Every line below that holds the string "name" must be copied.

※ ※ ※

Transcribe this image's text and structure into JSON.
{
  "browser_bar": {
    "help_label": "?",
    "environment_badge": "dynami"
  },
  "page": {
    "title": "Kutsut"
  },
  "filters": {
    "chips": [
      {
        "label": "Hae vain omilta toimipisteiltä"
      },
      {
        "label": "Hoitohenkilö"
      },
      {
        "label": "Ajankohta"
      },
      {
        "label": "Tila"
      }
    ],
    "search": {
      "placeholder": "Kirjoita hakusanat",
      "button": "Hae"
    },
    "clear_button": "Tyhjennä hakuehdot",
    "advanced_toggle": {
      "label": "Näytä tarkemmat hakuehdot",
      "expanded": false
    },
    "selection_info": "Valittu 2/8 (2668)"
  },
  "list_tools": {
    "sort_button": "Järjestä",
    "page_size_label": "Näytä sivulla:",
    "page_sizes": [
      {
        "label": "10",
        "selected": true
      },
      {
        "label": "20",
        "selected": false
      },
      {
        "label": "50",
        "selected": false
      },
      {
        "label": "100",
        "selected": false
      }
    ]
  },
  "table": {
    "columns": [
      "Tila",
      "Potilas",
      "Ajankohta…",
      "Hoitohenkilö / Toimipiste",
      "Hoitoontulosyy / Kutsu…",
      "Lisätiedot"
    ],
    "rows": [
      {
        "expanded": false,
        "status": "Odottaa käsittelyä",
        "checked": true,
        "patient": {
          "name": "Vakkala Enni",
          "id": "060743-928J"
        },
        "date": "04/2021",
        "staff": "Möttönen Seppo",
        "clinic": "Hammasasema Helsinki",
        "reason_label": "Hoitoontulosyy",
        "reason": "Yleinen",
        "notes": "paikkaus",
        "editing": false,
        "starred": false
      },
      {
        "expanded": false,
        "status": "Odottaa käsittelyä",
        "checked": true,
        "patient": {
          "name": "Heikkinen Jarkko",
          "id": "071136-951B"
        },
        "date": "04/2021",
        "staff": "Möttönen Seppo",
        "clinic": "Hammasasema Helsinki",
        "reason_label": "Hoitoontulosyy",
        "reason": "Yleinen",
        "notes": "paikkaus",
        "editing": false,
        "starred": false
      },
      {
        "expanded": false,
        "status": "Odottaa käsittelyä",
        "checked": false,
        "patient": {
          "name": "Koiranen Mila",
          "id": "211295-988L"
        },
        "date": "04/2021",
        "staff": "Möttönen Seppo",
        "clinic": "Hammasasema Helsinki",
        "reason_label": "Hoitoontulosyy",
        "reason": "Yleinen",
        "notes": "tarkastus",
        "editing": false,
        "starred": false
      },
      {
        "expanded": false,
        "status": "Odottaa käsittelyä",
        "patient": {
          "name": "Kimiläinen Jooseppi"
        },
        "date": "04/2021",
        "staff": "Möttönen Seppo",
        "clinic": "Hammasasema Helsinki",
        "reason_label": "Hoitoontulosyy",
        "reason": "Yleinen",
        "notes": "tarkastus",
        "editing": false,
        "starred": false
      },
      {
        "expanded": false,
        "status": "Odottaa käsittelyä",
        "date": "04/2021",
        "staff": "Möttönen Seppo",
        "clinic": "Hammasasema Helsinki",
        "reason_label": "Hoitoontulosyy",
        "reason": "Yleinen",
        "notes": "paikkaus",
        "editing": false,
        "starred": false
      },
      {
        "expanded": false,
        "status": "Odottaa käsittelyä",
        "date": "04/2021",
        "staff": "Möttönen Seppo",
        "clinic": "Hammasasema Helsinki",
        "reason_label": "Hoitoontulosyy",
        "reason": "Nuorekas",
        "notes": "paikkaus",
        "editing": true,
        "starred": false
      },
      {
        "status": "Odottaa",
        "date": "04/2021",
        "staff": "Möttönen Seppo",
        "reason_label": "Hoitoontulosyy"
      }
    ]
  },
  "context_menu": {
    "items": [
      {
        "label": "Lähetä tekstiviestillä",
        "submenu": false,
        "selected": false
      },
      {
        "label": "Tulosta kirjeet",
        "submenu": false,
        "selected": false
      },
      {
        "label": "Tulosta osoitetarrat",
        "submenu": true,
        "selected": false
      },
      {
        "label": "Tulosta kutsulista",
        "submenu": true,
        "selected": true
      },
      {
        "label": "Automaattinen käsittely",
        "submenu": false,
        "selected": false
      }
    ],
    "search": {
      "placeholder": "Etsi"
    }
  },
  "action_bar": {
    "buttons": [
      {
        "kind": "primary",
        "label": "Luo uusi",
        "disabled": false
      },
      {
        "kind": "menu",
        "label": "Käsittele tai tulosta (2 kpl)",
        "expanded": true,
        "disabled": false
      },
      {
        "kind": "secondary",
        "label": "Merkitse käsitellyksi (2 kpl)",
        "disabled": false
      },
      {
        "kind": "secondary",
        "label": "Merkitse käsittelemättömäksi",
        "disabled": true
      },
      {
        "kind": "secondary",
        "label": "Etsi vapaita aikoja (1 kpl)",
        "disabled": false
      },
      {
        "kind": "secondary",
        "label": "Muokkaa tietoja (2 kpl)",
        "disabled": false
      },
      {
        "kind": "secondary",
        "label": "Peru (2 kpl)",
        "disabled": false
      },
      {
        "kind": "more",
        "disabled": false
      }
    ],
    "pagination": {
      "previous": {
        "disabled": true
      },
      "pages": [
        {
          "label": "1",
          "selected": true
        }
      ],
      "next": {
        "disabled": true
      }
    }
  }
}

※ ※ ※

• [Task answer]
          "name": "Vakkala Enni",
          "name": "Heikkinen Jarkko",
          "name": "Koiranen Mila",
          "name": "Kimiläinen Jooseppi"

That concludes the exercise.